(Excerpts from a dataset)
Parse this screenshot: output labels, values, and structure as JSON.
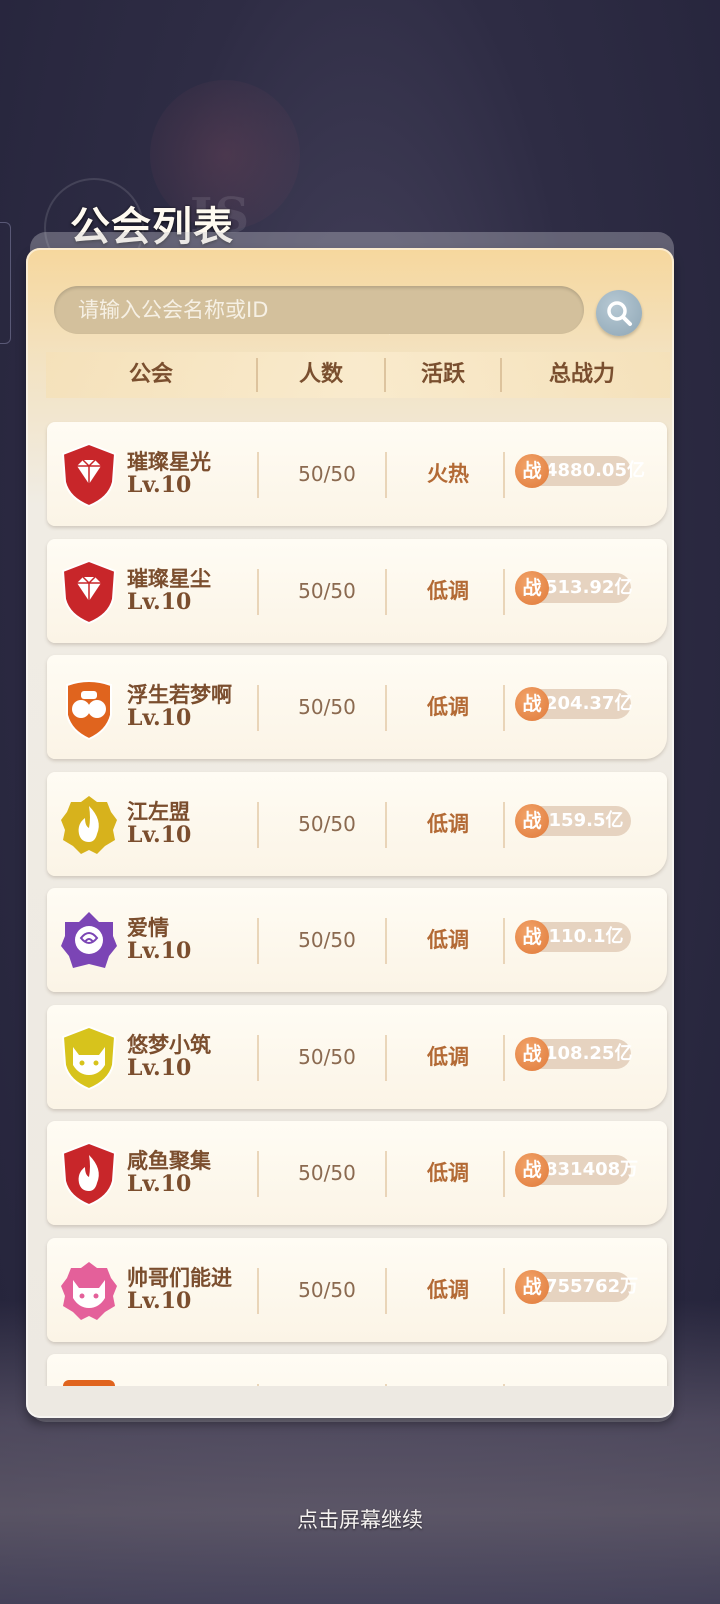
{
  "title": "公会列表",
  "search": {
    "placeholder": "请输入公会名称或ID"
  },
  "columns": [
    "公会",
    "人数",
    "活跃",
    "总战力"
  ],
  "power_badge": "战",
  "guilds": [
    {
      "name": "璀璨星光",
      "level": "Lv.10",
      "members": "50/50",
      "activity": "火热",
      "power": "4880.05亿",
      "emblem": "diamond-shield-icon",
      "color": "#c8262a"
    },
    {
      "name": "璀璨星尘",
      "level": "Lv.10",
      "members": "50/50",
      "activity": "低调",
      "power": "513.92亿",
      "emblem": "diamond-shield-icon",
      "color": "#c8262a"
    },
    {
      "name": "浮生若梦啊",
      "level": "Lv.10",
      "members": "50/50",
      "activity": "低调",
      "power": "204.37亿",
      "emblem": "fist-shield-icon",
      "color": "#e0641e"
    },
    {
      "name": "江左盟",
      "level": "Lv.10",
      "members": "50/50",
      "activity": "低调",
      "power": "159.5亿",
      "emblem": "flame-badge-icon",
      "color": "#d7b21c"
    },
    {
      "name": "爱情",
      "level": "Lv.10",
      "members": "50/50",
      "activity": "低调",
      "power": "110.1亿",
      "emblem": "rose-badge-icon",
      "color": "#7b45b5"
    },
    {
      "name": "悠梦小筑",
      "level": "Lv.10",
      "members": "50/50",
      "activity": "低调",
      "power": "108.25亿",
      "emblem": "cat-shield-icon",
      "color": "#d7c31c"
    },
    {
      "name": "咸鱼聚集",
      "level": "Lv.10",
      "members": "50/50",
      "activity": "低调",
      "power": "831408万",
      "emblem": "flame-shield-icon",
      "color": "#c8262a"
    },
    {
      "name": "帅哥们能进",
      "level": "Lv.10",
      "members": "50/50",
      "activity": "低调",
      "power": "755762万",
      "emblem": "cat-badge-icon",
      "color": "#e4609a"
    },
    {
      "name": "",
      "level": "",
      "members": "",
      "activity": "",
      "power": "",
      "emblem": "orange-badge-icon",
      "color": "#e0641e"
    }
  ],
  "continue_text": "点击屏幕继续"
}
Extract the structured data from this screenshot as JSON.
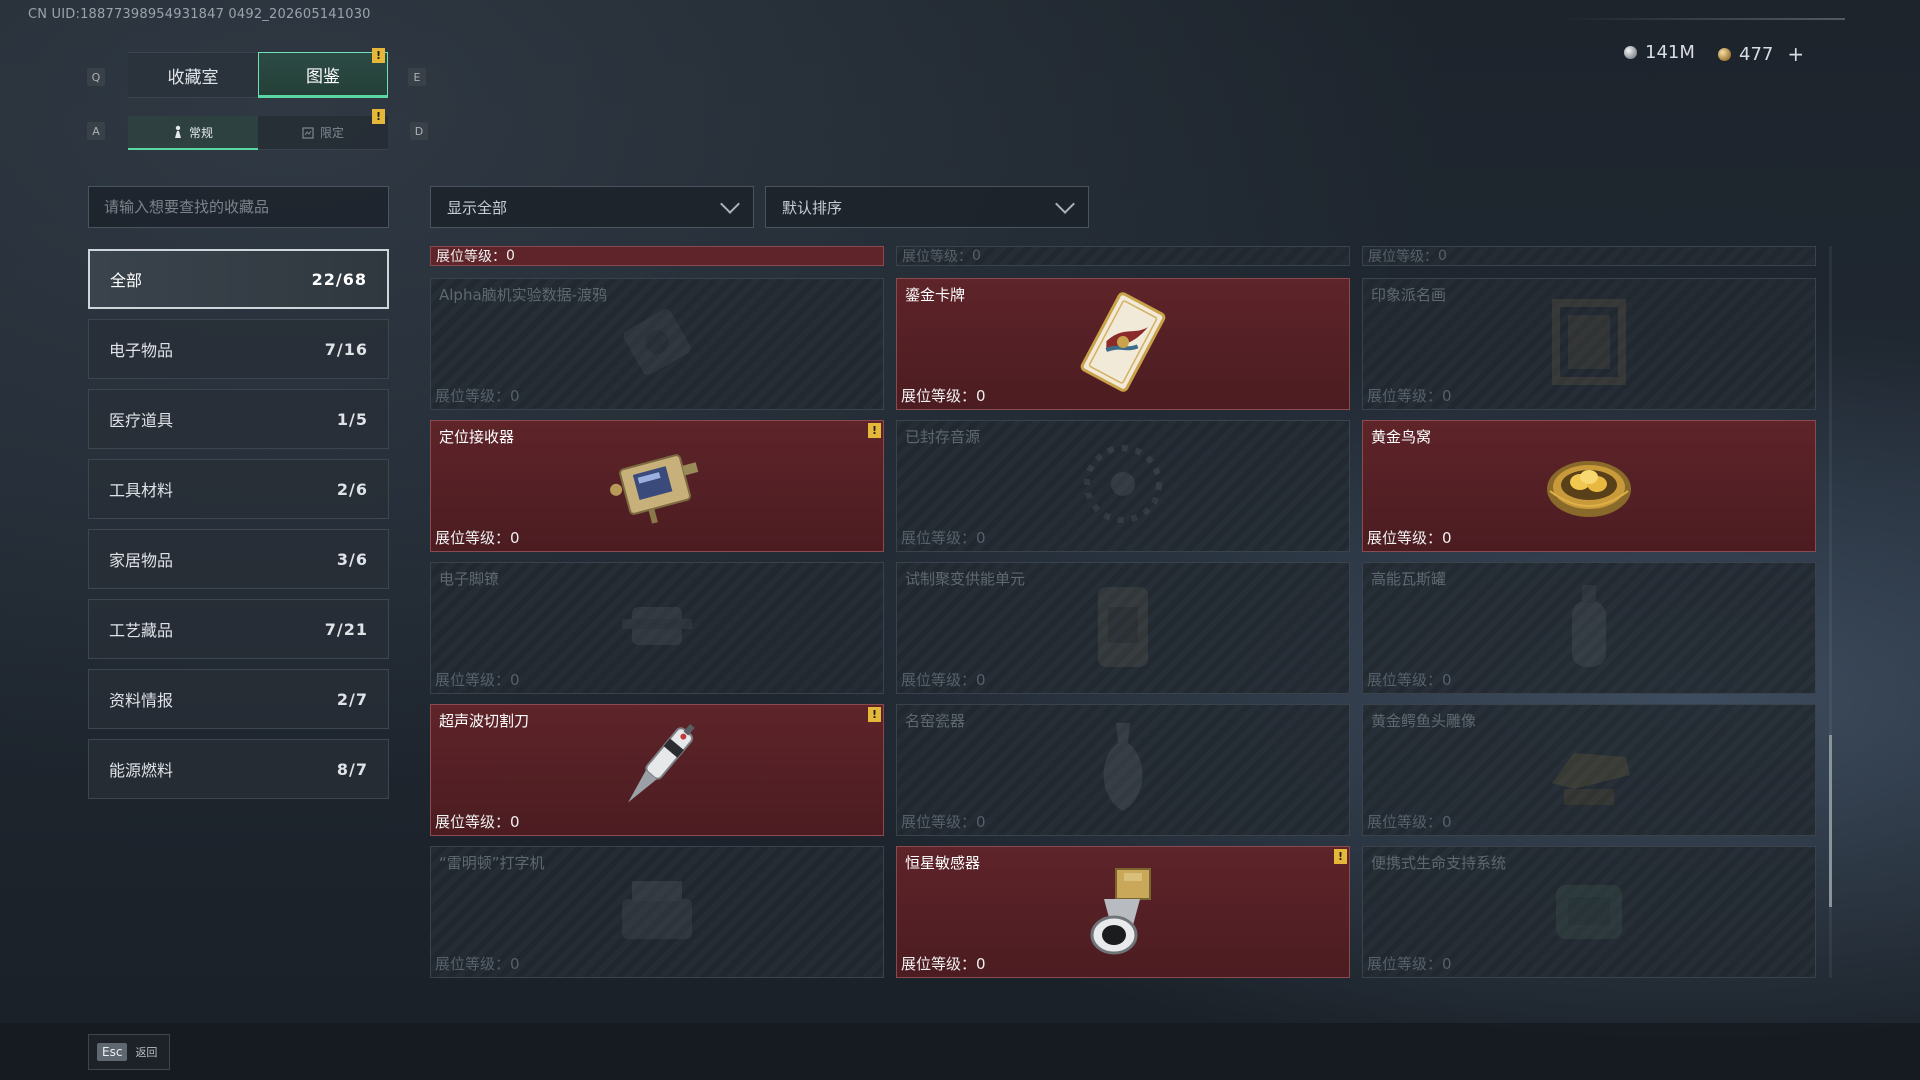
{
  "uid": "CN UID:18877398954931847 0492_202605141030",
  "currency": {
    "silver": "141M",
    "gold": "477",
    "add": "+"
  },
  "keys": {
    "prev_tab": "Q",
    "next_tab": "E",
    "prev_sub": "A",
    "next_sub": "D",
    "back": "Esc"
  },
  "tabs": [
    {
      "label": "收藏室"
    },
    {
      "label": "图鉴"
    }
  ],
  "subtabs": [
    {
      "label": "常规"
    },
    {
      "label": "限定"
    }
  ],
  "search": {
    "placeholder": "请输入想要查找的收藏品"
  },
  "filters": {
    "show": "显示全部",
    "sort": "默认排序"
  },
  "categories": [
    {
      "label": "全部",
      "count": "22/68"
    },
    {
      "label": "电子物品",
      "count": "7/16"
    },
    {
      "label": "医疗道具",
      "count": "1/5"
    },
    {
      "label": "工具材料",
      "count": "2/6"
    },
    {
      "label": "家居物品",
      "count": "3/6"
    },
    {
      "label": "工艺藏品",
      "count": "7/21"
    },
    {
      "label": "资料情报",
      "count": "2/7"
    },
    {
      "label": "能源燃料",
      "count": "8/7"
    }
  ],
  "level_prefix": "展位等级：",
  "partial_row": [
    {
      "level": "0",
      "owned": true
    },
    {
      "level": "0",
      "owned": false
    },
    {
      "level": "0",
      "owned": false
    }
  ],
  "items": [
    {
      "name": "Alpha脑机实验数据-渡鸦",
      "level": "0",
      "owned": false,
      "icon": "data-drive-icon",
      "alert": false
    },
    {
      "name": "鎏金卡牌",
      "level": "0",
      "owned": true,
      "icon": "gilded-card-icon",
      "alert": false
    },
    {
      "name": "印象派名画",
      "level": "0",
      "owned": false,
      "icon": "painting-icon",
      "alert": false
    },
    {
      "name": "定位接收器",
      "level": "0",
      "owned": true,
      "icon": "receiver-icon",
      "alert": true
    },
    {
      "name": "已封存音源",
      "level": "0",
      "owned": false,
      "icon": "sound-source-icon",
      "alert": false
    },
    {
      "name": "黄金鸟窝",
      "level": "0",
      "owned": true,
      "icon": "golden-nest-icon",
      "alert": false
    },
    {
      "name": "电子脚镣",
      "level": "0",
      "owned": false,
      "icon": "ankle-monitor-icon",
      "alert": false
    },
    {
      "name": "试制聚变供能单元",
      "level": "0",
      "owned": false,
      "icon": "fusion-unit-icon",
      "alert": false
    },
    {
      "name": "高能瓦斯罐",
      "level": "0",
      "owned": false,
      "icon": "gas-canister-icon",
      "alert": false
    },
    {
      "name": "超声波切割刀",
      "level": "0",
      "owned": true,
      "icon": "ultrasonic-cutter-icon",
      "alert": true
    },
    {
      "name": "名窑瓷器",
      "level": "0",
      "owned": false,
      "icon": "porcelain-vase-icon",
      "alert": false
    },
    {
      "name": "黄金鳄鱼头雕像",
      "level": "0",
      "owned": false,
      "icon": "crocodile-statue-icon",
      "alert": false
    },
    {
      "name": "“雷明顿”打字机",
      "level": "0",
      "owned": false,
      "icon": "typewriter-icon",
      "alert": false
    },
    {
      "name": "恒星敏感器",
      "level": "0",
      "owned": true,
      "icon": "star-sensor-icon",
      "alert": true
    },
    {
      "name": "便携式生命支持系统",
      "level": "0",
      "owned": false,
      "icon": "life-support-icon",
      "alert": false
    }
  ],
  "footer": {
    "back_label": "返回"
  },
  "colors": {
    "accent": "#5ad7a4",
    "owned_bg": "#5e2429",
    "alert": "#e5b83a"
  }
}
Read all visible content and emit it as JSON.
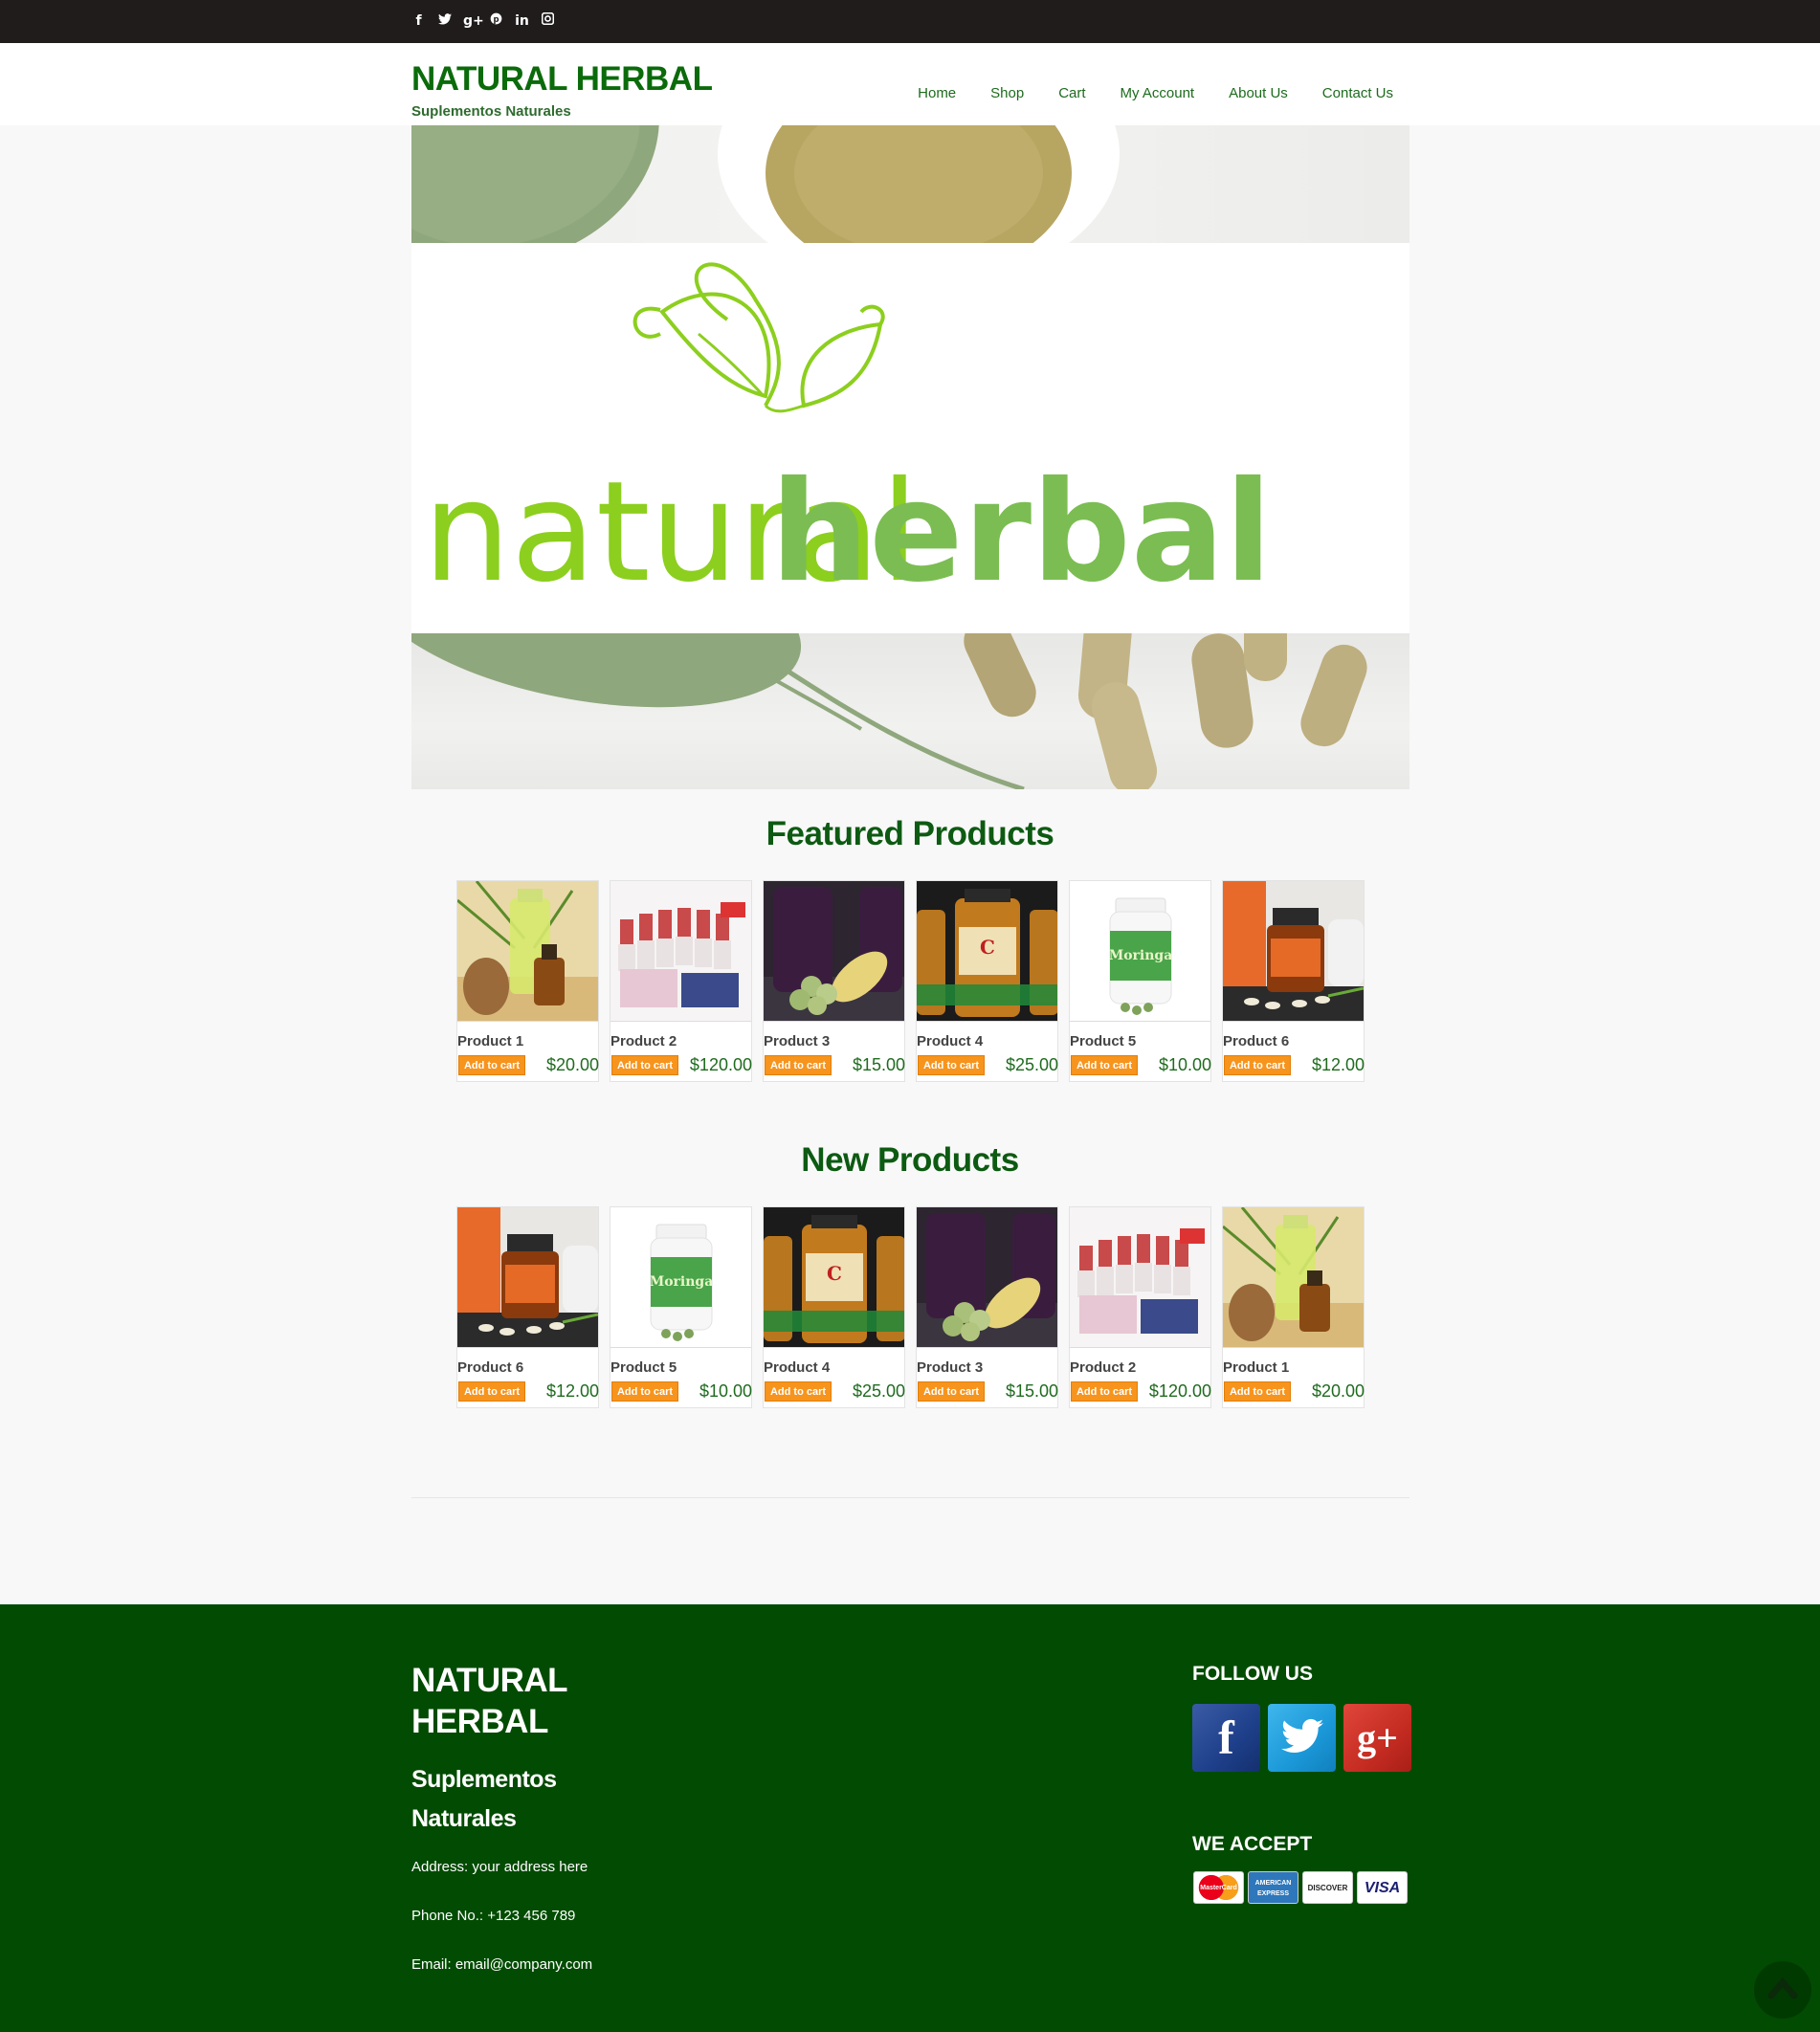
{
  "topbar": {
    "social": [
      {
        "icon": "facebook-icon",
        "glyph": "f"
      },
      {
        "icon": "twitter-icon",
        "glyph": "✶"
      },
      {
        "icon": "google-plus-icon",
        "glyph": "g+"
      },
      {
        "icon": "pinterest-icon",
        "glyph": "℗"
      },
      {
        "icon": "linkedin-icon",
        "glyph": "in"
      },
      {
        "icon": "instagram-icon",
        "glyph": "▣"
      }
    ]
  },
  "header": {
    "title": "NATURAL HERBAL",
    "tagline": "Suplementos Naturales",
    "nav": [
      "Home",
      "Shop",
      "Cart",
      "My Account",
      "About Us",
      "Contact Us"
    ]
  },
  "banner": {
    "logo_text_light": "natural",
    "logo_text_dark": "herbal"
  },
  "featured": {
    "title": "Featured Products",
    "products": [
      {
        "name": "Product 1",
        "price": "$20.00",
        "cart_label": "Add to cart",
        "thumb": "oil-bottle"
      },
      {
        "name": "Product 2",
        "price": "$120.00",
        "cart_label": "Add to cart",
        "thumb": "supplement-set"
      },
      {
        "name": "Product 3",
        "price": "$15.00",
        "cart_label": "Add to cart",
        "thumb": "juice-fruit"
      },
      {
        "name": "Product 4",
        "price": "$25.00",
        "cart_label": "Add to cart",
        "thumb": "vitamin-jars"
      },
      {
        "name": "Product 5",
        "price": "$10.00",
        "cart_label": "Add to cart",
        "thumb": "moringa-bottle"
      },
      {
        "name": "Product 6",
        "price": "$12.00",
        "cart_label": "Add to cart",
        "thumb": "amber-jar"
      }
    ]
  },
  "new": {
    "title": "New Products",
    "products": [
      {
        "name": "Product 6",
        "price": "$12.00",
        "cart_label": "Add to cart",
        "thumb": "amber-jar"
      },
      {
        "name": "Product 5",
        "price": "$10.00",
        "cart_label": "Add to cart",
        "thumb": "moringa-bottle"
      },
      {
        "name": "Product 4",
        "price": "$25.00",
        "cart_label": "Add to cart",
        "thumb": "vitamin-jars"
      },
      {
        "name": "Product 3",
        "price": "$15.00",
        "cart_label": "Add to cart",
        "thumb": "juice-fruit"
      },
      {
        "name": "Product 2",
        "price": "$120.00",
        "cart_label": "Add to cart",
        "thumb": "supplement-set"
      },
      {
        "name": "Product 1",
        "price": "$20.00",
        "cart_label": "Add to cart",
        "thumb": "oil-bottle"
      }
    ]
  },
  "footer": {
    "title": "NATURAL HERBAL",
    "tagline": "Suplementos Naturales",
    "address": "Address: your address here",
    "phone": "Phone No.: +123 456 789",
    "email": "Email: email@company.com",
    "follow_title": "FOLLOW US",
    "accept_title": "WE ACCEPT",
    "social_labels": [
      "f",
      "🐦",
      "g+"
    ],
    "cards": [
      "MasterCard",
      "AMERICAN EXPRESS",
      "DISCOVER",
      "VISA"
    ]
  },
  "colors": {
    "brand_green": "#0b6b0b",
    "footer_green": "#024b02",
    "cart_orange": "#f7941d",
    "logo_light_green": "#8ccf1e",
    "logo_dark_green": "#7bbd52"
  }
}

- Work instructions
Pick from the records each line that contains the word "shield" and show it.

- Exercise response
      "emblem": "diamond-shield-icon",
      "emblem": "diamond-shield-icon",
      "emblem": "fist-shield-icon",
      "emblem": "cat-shield-icon",
      "emblem": "flame-shield-icon",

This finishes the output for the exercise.